While marked with tremendous success in athletics, Atkins’ time at Darlington also brought sadness with the loss of his mother at age 16. The Darlington Community surrounded him during this time of grief, especially retired basketball coach and educator Jim Van Es.
“Coach Van Es was like a father figure to me,” said Atkins. “He was gruff but also gave me warm, tough love. This was exactly what I needed during that time, and I am happy to say that we still stay in touch.”
After Darlington, Atkins attended Bates College in Lewiston, Maine, where he played football and still holds the single game rushing record. In 2003, he graduated with a B.A. in African American Studies.
Life came full circle for Atkins when a position opened up at the Boys’ Club Independent School Placement Program, the very organization that brought him to Darlington. For nearly seven years, he served as director of the program, helping place over 300 young men in independent schools around the country.
When Atkins became a father, his wife, Yasmin, encouraged him to pursue a career in boarding school admissions.
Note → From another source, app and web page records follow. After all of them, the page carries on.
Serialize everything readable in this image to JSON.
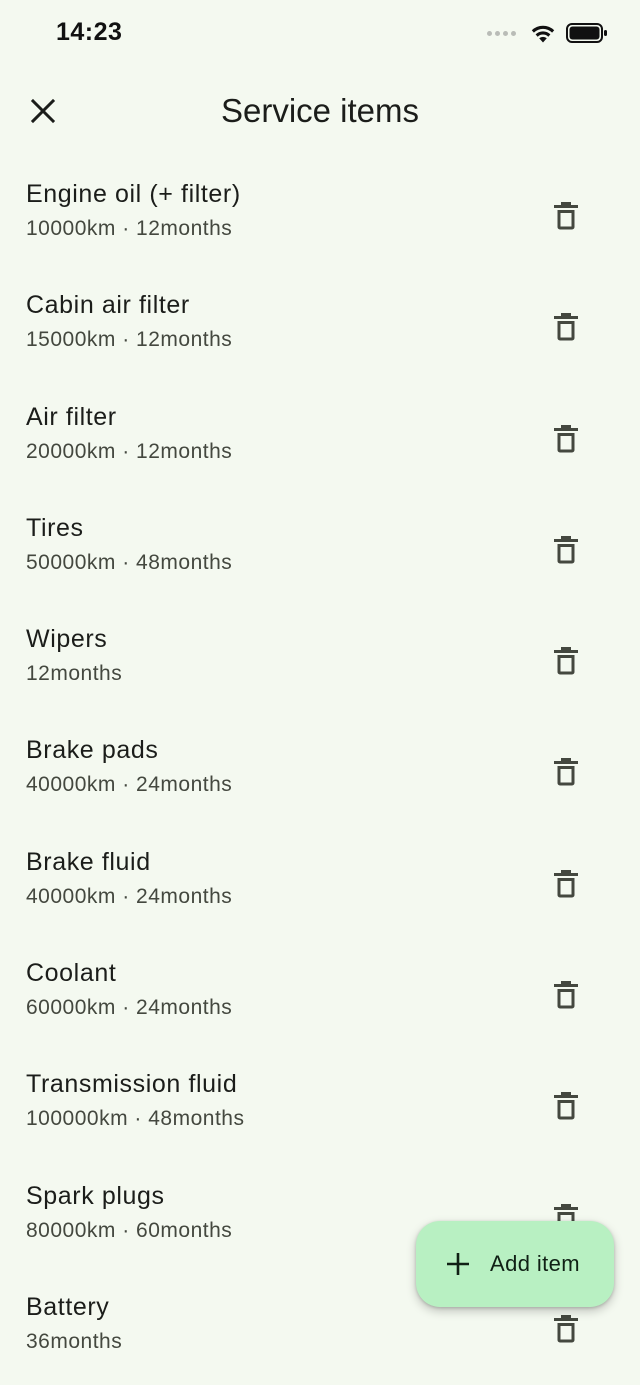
{
  "status_bar": {
    "time": "14:23"
  },
  "app_bar": {
    "title": "Service items"
  },
  "items": [
    {
      "title": "Engine oil (+ filter)",
      "subtitle": "10000km · 12months"
    },
    {
      "title": "Cabin air filter",
      "subtitle": "15000km · 12months"
    },
    {
      "title": "Air filter",
      "subtitle": "20000km · 12months"
    },
    {
      "title": "Tires",
      "subtitle": "50000km · 48months"
    },
    {
      "title": "Wipers",
      "subtitle": "12months"
    },
    {
      "title": "Brake pads",
      "subtitle": "40000km · 24months"
    },
    {
      "title": "Brake fluid",
      "subtitle": "40000km · 24months"
    },
    {
      "title": "Coolant",
      "subtitle": "60000km · 24months"
    },
    {
      "title": "Transmission fluid",
      "subtitle": "100000km · 48months"
    },
    {
      "title": "Spark plugs",
      "subtitle": "80000km · 60months"
    },
    {
      "title": "Battery",
      "subtitle": "36months"
    }
  ],
  "fab": {
    "label": "Add item"
  },
  "icons": {
    "close": "close-icon",
    "delete": "trash-icon",
    "add": "plus-icon",
    "wifi": "wifi-icon",
    "battery": "battery-icon",
    "signal": "signal-icon"
  },
  "colors": {
    "background": "#f4f9f0",
    "fab": "#b8f0c2",
    "text": "#1b1d1a",
    "secondary_text": "#44483f"
  }
}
“Living in New York City was expensive, and a career change happened somewhat by mistake,” he said. “I was going to Suffield Academy to see a student that I had placed graduate and happened to find out about an opening there.”
Atkins made the move to Suffield Academy over a decade ago and lives on campus with his wife and their children, Sean Jr., Gavin and Juliet. He also helps out with the boys’ varsity basketball team.
No matter how busy things get in life, Atkins finds time to give back to Darlington as a member of the Alumni Council and a graduate of Leadership Darlington.
“Darlington is the place that shaped me as a person, as an educator, as a father and as a husband,” said Atkins. “In some ways, besides my parents, Darlington is the foundation of who I am, and I will always give back.”